CHIJ St Theresa’s Convent launched Emblems of Singapore, a showcase of student art-works as part of its SG50 celebrations.
Twenty-five of the school’s pioneer teachers and members of the Kampong Bahru and Radin Mas community also attended the Aug 6 event.
Emblems of Singapore, located along one of the school’s corridors, includes a display of painted wooden tiles featuring Singapore themes, 268 Trexi figurines depicting icons such as the Merlion and the NSman, and an 8.5-m-long silhouette of the Singapore skyline with interactive links on local monuments.
Trexi figurines are platform art figures with moveable heads and limbs.
The silhouette of CHIJMES also takes centrestage here, commemorating the establishment of the first IJ (Infant Jesus) convent on the island.
“From the research that I conducted for my Trexi doll design, I learnt that it was through the hard work of our pioneers that Singapore grew from a country which started with nothing into the success story that we are today,” said Sec 2 student Shernane Foo, who based her design on the iconic Singapore Girl.
“They did not give up during the hard times – everyone worked together and they pulled through in the end.”
Staff, parents and invited guests also witnessed the Student Leadership Investiture Ceremony during which 273 student leaders were inaugurated into a leadership programme established in the tradition of growing girls to be leaders and learners in the service of others.
During the celebration, guest of honour, Infant Jesus Sr Maria Lau, paid tribute to the school’s pioneer educators and members of the Kampong Bahru and Radin Mas community who helped the school establish an educational programme for girls in the 1950s.
In those decades, schooling for girls was not widely available and the Infant Jesus Sisters persevered in setting up a school on Radin Mas Hill to serve the daughters of workers at the port and the railway station.
Mrs Mabel Tan, a pioneer educator at the school from 1957-2002, recalled the 1950s and 1960s as a time where staff and students would “pitch in, without grumbling, and feel gratified at playing a part in building up the school”.
Mrs Tan said she remembers the library when it was first built: small, poorly equipped, with few books and no air-conditioning.

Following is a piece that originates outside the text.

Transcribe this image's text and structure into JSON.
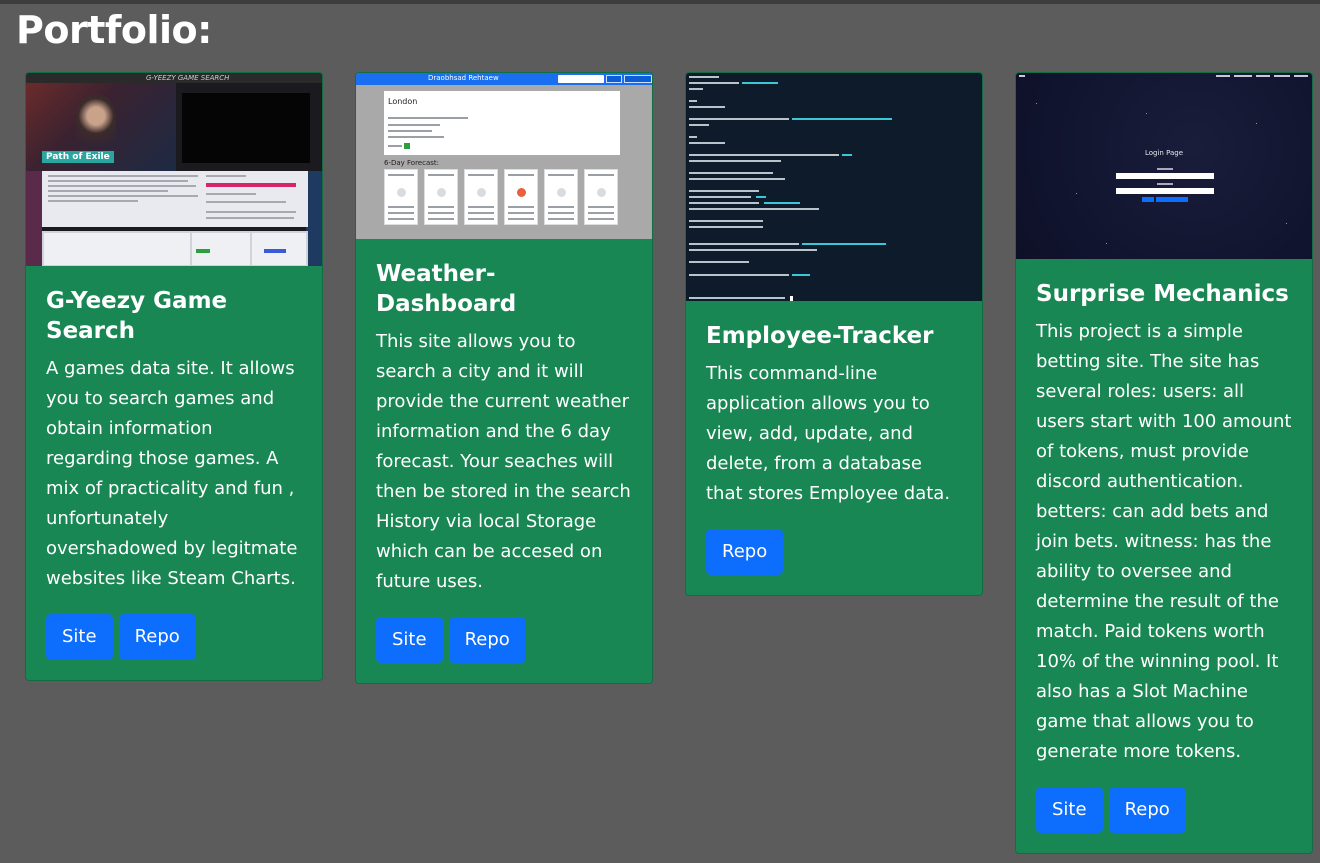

In order to furnish the library with furniture and books, she and her students took it upon themselves to raise funds, through Job Week and selling food provided by parents at school fairs.
In three months, they raised $3,000 – no small sum for those days. The money allowed them to install the first air-conditioning unit at the school, which made the library hugely popular among students.